John had a real talent for turning throw away lines, jokes, memories, drawings and so on into hit singles. Over the last half century there’s been a lot of interest in the inspiration behind the Beatles’ songs. What, for example, was the inspiration for ‘Ticket to Ride’? Was it a play on ‘ticket to Ryde’ from the time John and Paul went to Ryde on the Isle of White? Or was the song inspired by the medical cards that were given to hookers in Hamburg to prove they were free from any diseases? Cards which John referred to as ‘tickets to ride’! ‘Lucy in the Sky with Diamonds’ is another song that sparked the public’s interest, although John always insisted that it wasn’t about LSD but was inspired by a drawing that his 3 year old son brought home from nursery:
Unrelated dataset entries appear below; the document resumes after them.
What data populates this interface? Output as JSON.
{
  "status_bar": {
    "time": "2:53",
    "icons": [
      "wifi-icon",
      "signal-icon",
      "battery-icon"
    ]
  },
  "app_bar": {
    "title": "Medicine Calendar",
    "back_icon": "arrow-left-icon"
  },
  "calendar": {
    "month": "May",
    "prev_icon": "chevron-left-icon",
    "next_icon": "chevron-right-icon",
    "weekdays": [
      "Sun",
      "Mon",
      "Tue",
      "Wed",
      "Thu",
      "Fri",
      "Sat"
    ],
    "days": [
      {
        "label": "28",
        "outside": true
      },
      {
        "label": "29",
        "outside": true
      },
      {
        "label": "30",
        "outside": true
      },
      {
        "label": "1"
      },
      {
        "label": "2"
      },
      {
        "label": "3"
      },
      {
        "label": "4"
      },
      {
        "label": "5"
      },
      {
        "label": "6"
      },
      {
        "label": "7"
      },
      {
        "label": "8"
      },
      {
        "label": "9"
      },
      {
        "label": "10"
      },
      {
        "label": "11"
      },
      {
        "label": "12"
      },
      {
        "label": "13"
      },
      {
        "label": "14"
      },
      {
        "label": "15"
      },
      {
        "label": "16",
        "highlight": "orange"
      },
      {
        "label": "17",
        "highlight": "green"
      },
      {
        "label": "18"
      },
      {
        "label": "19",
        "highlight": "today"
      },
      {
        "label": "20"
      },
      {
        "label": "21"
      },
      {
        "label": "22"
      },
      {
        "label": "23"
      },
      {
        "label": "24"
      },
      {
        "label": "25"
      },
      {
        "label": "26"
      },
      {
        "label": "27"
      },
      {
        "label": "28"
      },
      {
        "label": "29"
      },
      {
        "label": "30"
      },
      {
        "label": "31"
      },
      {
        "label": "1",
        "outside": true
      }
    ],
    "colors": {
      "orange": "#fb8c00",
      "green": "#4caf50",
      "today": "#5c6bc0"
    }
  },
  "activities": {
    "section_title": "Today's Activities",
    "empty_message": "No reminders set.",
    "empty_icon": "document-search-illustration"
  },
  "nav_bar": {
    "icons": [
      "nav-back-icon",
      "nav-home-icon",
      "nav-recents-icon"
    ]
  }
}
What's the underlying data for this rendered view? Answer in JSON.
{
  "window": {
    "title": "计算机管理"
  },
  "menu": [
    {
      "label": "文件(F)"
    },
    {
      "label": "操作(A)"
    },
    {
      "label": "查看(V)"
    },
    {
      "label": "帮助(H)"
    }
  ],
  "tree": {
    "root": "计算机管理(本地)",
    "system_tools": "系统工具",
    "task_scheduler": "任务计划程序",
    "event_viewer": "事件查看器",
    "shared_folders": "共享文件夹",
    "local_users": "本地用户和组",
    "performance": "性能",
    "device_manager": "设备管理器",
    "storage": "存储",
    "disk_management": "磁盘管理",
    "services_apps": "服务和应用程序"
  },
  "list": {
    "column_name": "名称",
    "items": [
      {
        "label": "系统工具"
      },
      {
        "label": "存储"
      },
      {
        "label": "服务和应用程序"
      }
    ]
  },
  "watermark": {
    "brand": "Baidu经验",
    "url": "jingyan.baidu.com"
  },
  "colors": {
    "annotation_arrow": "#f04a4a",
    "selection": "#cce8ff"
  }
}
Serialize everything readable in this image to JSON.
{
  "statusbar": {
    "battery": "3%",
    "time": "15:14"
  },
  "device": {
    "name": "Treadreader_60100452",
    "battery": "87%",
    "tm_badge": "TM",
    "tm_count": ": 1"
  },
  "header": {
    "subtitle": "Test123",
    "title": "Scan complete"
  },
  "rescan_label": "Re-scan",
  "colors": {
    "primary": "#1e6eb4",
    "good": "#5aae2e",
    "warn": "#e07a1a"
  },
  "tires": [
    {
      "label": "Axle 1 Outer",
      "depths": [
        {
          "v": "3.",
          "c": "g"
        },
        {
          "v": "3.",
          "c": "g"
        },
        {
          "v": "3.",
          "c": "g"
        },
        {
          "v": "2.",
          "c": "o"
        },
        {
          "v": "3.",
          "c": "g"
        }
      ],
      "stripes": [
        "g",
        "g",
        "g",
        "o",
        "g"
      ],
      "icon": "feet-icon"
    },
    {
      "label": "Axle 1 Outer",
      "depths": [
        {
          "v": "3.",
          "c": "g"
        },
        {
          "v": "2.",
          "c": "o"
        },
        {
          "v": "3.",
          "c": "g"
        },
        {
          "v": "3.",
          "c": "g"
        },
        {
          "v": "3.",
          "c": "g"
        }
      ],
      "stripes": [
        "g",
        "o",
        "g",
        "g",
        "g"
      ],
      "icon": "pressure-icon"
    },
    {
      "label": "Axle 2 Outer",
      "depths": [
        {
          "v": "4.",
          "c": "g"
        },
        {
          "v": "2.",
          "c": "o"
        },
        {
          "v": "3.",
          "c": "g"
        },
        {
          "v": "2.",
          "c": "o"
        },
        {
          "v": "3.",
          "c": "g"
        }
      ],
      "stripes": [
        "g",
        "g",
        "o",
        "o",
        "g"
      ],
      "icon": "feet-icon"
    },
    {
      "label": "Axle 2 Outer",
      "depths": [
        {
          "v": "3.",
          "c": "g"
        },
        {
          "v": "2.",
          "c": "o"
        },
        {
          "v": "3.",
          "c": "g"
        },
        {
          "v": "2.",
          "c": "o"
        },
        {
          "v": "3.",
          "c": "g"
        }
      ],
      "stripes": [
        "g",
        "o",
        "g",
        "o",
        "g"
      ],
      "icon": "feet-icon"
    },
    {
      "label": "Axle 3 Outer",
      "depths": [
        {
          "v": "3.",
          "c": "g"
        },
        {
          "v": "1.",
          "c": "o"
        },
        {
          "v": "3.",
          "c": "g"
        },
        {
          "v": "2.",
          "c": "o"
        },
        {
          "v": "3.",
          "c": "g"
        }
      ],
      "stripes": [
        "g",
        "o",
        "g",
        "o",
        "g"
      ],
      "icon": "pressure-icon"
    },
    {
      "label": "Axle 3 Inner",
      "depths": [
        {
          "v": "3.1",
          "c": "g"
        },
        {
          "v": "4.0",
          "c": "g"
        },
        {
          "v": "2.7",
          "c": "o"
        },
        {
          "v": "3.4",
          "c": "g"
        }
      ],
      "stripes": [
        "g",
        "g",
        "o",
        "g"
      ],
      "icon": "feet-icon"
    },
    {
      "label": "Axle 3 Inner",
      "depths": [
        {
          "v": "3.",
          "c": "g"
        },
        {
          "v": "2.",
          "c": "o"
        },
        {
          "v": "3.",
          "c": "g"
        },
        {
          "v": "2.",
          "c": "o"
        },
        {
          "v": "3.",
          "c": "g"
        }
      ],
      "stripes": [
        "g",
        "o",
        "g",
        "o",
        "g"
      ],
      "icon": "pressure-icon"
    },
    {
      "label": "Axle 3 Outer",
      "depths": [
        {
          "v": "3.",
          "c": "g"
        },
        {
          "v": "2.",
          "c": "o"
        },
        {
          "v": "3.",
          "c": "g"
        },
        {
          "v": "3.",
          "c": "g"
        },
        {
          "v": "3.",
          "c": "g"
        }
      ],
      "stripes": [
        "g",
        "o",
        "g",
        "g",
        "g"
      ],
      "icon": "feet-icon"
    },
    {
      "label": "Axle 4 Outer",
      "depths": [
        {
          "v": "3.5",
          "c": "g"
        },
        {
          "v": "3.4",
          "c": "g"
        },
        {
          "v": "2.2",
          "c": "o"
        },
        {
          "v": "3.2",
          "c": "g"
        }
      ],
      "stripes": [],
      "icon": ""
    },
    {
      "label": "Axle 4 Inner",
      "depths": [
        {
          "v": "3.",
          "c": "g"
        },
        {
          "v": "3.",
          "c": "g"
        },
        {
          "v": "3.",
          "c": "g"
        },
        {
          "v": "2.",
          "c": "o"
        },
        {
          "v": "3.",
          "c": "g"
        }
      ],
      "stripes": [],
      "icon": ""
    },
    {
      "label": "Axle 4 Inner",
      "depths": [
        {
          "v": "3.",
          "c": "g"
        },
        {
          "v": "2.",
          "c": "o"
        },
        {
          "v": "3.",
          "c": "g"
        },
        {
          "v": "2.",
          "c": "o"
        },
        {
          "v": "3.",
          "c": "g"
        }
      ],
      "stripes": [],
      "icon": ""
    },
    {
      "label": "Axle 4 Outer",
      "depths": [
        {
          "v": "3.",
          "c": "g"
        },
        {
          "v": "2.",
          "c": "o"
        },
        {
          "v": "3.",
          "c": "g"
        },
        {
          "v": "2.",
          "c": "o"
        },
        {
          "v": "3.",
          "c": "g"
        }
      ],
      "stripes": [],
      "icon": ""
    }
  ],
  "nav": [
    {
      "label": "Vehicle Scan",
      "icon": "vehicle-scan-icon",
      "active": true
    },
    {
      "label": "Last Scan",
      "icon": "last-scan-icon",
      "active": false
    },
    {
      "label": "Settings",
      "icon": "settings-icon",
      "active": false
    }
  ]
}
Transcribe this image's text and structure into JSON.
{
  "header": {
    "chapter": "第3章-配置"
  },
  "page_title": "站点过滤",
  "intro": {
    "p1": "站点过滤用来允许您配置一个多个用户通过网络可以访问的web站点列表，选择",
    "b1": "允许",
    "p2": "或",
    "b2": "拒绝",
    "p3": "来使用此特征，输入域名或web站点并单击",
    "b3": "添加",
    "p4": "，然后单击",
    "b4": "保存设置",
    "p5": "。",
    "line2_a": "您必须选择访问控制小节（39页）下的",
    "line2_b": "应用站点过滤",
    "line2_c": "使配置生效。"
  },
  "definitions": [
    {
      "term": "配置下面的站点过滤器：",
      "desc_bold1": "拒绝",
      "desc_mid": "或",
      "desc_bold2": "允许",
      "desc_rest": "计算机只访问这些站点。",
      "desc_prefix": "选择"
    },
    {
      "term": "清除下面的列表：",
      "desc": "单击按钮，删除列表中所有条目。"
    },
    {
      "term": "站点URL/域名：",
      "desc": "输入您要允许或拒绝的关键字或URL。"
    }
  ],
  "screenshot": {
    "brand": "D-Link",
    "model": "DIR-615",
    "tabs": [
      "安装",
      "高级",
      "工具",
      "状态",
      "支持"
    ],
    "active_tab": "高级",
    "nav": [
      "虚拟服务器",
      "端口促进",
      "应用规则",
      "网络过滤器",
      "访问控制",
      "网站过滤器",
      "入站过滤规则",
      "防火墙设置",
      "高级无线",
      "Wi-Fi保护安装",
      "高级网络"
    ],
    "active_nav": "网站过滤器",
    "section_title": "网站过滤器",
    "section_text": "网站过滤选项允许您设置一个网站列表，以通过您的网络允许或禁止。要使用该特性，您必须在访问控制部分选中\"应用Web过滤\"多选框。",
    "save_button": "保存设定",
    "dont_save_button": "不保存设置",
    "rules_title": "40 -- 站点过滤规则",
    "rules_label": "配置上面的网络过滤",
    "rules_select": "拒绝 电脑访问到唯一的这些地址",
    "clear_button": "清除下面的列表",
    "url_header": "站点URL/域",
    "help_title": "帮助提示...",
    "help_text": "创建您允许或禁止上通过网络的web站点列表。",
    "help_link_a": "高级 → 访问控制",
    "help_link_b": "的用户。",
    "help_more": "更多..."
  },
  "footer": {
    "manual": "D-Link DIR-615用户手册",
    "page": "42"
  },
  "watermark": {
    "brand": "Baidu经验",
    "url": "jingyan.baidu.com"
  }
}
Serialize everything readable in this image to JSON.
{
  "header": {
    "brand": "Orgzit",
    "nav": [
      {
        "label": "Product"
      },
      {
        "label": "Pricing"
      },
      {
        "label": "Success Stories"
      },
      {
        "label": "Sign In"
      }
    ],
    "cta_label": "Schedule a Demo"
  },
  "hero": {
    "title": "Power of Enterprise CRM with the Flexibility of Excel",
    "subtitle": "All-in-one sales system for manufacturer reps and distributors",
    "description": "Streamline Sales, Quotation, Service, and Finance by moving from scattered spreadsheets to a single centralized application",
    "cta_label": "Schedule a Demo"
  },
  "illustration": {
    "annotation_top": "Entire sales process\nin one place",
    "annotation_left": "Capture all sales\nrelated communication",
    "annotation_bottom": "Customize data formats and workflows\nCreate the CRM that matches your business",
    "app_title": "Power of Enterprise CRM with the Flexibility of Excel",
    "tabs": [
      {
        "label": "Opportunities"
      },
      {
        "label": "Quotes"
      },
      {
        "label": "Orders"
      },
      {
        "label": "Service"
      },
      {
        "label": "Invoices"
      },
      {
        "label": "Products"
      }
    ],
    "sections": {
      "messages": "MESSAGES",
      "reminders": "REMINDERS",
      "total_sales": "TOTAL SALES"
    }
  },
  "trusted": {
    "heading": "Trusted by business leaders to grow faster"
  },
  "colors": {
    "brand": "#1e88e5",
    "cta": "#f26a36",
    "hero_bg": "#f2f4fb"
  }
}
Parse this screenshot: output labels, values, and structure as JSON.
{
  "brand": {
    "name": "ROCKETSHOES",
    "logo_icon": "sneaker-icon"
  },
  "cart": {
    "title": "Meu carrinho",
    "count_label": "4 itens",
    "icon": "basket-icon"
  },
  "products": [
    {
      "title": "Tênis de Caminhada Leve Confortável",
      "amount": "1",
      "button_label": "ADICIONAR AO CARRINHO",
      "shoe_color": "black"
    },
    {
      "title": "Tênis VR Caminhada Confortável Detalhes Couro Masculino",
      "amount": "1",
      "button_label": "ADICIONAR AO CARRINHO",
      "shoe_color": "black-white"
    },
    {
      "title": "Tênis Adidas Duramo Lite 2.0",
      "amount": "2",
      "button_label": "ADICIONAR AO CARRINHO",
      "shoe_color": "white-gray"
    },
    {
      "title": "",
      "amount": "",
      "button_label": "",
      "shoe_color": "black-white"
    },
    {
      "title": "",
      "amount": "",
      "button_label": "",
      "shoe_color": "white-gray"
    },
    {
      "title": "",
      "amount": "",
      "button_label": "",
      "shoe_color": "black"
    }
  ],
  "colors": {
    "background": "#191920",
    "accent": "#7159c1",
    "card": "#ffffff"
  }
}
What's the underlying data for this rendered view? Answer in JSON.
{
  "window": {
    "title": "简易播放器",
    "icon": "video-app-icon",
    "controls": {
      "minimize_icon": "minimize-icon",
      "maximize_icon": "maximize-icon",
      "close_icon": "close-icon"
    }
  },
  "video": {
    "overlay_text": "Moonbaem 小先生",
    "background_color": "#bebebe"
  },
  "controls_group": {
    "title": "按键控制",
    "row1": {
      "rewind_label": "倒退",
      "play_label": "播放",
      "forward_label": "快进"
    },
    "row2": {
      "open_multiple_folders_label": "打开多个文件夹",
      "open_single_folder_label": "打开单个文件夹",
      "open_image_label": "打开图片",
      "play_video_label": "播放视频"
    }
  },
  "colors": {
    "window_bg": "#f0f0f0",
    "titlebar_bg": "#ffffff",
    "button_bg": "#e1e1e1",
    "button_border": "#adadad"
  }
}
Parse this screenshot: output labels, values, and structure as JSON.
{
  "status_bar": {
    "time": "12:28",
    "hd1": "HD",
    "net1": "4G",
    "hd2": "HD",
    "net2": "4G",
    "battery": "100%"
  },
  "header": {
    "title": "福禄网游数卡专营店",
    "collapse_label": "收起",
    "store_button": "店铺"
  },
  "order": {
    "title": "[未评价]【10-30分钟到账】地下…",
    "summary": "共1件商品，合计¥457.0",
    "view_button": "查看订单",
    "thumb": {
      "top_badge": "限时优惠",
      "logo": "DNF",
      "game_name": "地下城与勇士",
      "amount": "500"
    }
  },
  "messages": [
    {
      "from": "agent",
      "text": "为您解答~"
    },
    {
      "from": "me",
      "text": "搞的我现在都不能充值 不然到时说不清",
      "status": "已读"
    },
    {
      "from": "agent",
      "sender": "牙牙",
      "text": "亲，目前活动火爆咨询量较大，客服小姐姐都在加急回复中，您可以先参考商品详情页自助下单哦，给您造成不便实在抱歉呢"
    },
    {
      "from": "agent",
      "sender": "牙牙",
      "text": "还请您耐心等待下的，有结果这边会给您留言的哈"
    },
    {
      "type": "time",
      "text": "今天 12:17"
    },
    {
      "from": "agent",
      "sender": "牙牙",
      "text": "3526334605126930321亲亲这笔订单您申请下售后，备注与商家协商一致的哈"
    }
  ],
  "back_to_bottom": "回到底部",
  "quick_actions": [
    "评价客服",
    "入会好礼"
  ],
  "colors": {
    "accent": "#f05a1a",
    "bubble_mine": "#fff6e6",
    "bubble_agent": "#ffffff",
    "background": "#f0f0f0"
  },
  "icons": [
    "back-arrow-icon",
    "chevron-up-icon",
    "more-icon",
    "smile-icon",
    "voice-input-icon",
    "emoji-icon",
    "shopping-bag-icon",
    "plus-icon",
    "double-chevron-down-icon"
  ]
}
“That’s great son, what is it?”
“It’s Lucy in the sky with diamonds”
And of course the Beatles owe so much to Ringo Starr for coming out with some cracking sentences such as ‘tomorrow never knows’ and ‘it’s been a hard day’s night’.
Without consistently being able to release one hit song after another, the Beatles wouldn’t have been able to achieved the level of fame and fortune that they enjoyed. John’s fame and fortune gave him a platform to do so much good. He donated to charities; supplied the children at Strawberry Fields with Christmas presents and used his influence to advocating peace. Of course he also had fun with his fame and fortune, without worrying about offending people. Fancy telling the Queen Mum to rattle her jewellery instead of clapping along at a concert, and can you imagine some of the raised eyebrows his must have received when people saw his Rolls Royce? Sacrilege! John’s fame was also, ultimately his downfall. Mark Chapmen wouldn’t have murdered him if he hadn’t been famous. John hadn’t done anything wrong, he’d merely been successful. What a waste.
John Lennon achieved so much in the 40 years that he was with us. What more could he have given the world if he’d survived? Dolly Parton used her success to found the Imagination Library, ensuring that all children under five receive a free book every month. Arnold Schwarzenegger became the Governor of California. What would John Lennon have done over the last 40 years? Sadly, we’ll never know. So we at Fab 4 Taxi tours would like to share our fondest anecdotes about John Lennon with you and leave you with one last thought: